▸ **Work request**
Return the listing below unchanged, except that the pictures are dropped.

▸ **Material for this exercise**
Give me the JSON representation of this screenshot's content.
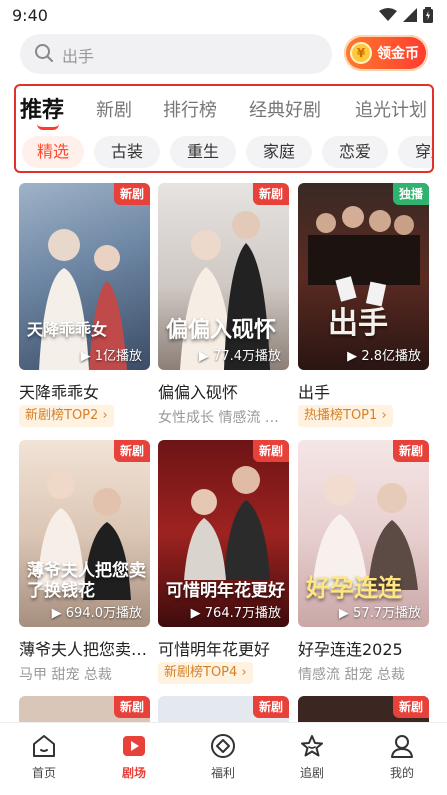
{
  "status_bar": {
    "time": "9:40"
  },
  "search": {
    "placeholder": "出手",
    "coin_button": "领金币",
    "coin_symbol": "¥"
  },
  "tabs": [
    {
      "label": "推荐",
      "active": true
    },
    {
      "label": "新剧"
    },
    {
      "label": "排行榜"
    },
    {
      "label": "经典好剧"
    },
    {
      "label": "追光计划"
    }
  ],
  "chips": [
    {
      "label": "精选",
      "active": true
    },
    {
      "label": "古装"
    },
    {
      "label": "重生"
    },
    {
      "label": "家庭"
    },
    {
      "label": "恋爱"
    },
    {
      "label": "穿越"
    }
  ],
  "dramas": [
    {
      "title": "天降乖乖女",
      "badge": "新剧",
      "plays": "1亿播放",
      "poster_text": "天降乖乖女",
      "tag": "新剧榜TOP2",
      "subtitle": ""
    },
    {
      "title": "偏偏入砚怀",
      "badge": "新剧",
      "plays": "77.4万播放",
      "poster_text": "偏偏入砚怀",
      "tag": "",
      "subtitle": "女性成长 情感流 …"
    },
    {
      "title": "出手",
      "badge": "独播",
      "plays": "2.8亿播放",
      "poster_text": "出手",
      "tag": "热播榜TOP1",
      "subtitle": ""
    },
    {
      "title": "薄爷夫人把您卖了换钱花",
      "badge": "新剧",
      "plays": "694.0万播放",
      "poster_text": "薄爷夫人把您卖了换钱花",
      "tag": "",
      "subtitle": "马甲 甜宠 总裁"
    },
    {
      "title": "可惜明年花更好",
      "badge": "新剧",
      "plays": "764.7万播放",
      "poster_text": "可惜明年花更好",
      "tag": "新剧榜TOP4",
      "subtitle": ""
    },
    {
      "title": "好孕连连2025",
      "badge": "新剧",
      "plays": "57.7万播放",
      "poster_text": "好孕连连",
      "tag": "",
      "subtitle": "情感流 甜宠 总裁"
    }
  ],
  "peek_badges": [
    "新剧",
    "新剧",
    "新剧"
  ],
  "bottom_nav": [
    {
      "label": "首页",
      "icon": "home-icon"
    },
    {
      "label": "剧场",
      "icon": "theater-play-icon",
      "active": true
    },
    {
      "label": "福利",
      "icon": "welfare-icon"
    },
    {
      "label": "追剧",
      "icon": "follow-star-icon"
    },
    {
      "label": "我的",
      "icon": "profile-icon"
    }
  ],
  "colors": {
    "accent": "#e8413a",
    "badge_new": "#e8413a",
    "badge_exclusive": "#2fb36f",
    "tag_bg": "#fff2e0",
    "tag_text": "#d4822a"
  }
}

▸ **Written response**
Give me the JSON representation of this screenshot's content.
{
  "status_bar": {
    "time": "9:40"
  },
  "search": {
    "placeholder": "出手",
    "coin_button": "领金币",
    "coin_symbol": "¥"
  },
  "tabs": [
    {
      "label": "推荐",
      "active": true
    },
    {
      "label": "新剧"
    },
    {
      "label": "排行榜"
    },
    {
      "label": "经典好剧"
    },
    {
      "label": "追光计划"
    }
  ],
  "chips": [
    {
      "label": "精选",
      "active": true
    },
    {
      "label": "古装"
    },
    {
      "label": "重生"
    },
    {
      "label": "家庭"
    },
    {
      "label": "恋爱"
    },
    {
      "label": "穿越"
    }
  ],
  "dramas": [
    {
      "title": "天降乖乖女",
      "badge": "新剧",
      "plays": "1亿播放",
      "poster_text": "天降乖乖女",
      "tag": "新剧榜TOP2",
      "subtitle": ""
    },
    {
      "title": "偏偏入砚怀",
      "badge": "新剧",
      "plays": "77.4万播放",
      "poster_text": "偏偏入砚怀",
      "tag": "",
      "subtitle": "女性成长 情感流 …"
    },
    {
      "title": "出手",
      "badge": "独播",
      "plays": "2.8亿播放",
      "poster_text": "出手",
      "tag": "热播榜TOP1",
      "subtitle": ""
    },
    {
      "title": "薄爷夫人把您卖了换钱花",
      "badge": "新剧",
      "plays": "694.0万播放",
      "poster_text": "薄爷夫人把您卖了换钱花",
      "tag": "",
      "subtitle": "马甲 甜宠 总裁"
    },
    {
      "title": "可惜明年花更好",
      "badge": "新剧",
      "plays": "764.7万播放",
      "poster_text": "可惜明年花更好",
      "tag": "新剧榜TOP4",
      "subtitle": ""
    },
    {
      "title": "好孕连连2025",
      "badge": "新剧",
      "plays": "57.7万播放",
      "poster_text": "好孕连连",
      "tag": "",
      "subtitle": "情感流 甜宠 总裁"
    }
  ],
  "peek_badges": [
    "新剧",
    "新剧",
    "新剧"
  ],
  "bottom_nav": [
    {
      "label": "首页",
      "icon": "home-icon"
    },
    {
      "label": "剧场",
      "icon": "theater-play-icon",
      "active": true
    },
    {
      "label": "福利",
      "icon": "welfare-icon"
    },
    {
      "label": "追剧",
      "icon": "follow-star-icon"
    },
    {
      "label": "我的",
      "icon": "profile-icon"
    }
  ],
  "colors": {
    "accent": "#e8413a",
    "badge_new": "#e8413a",
    "badge_exclusive": "#2fb36f",
    "tag_bg": "#fff2e0",
    "tag_text": "#d4822a"
  }
}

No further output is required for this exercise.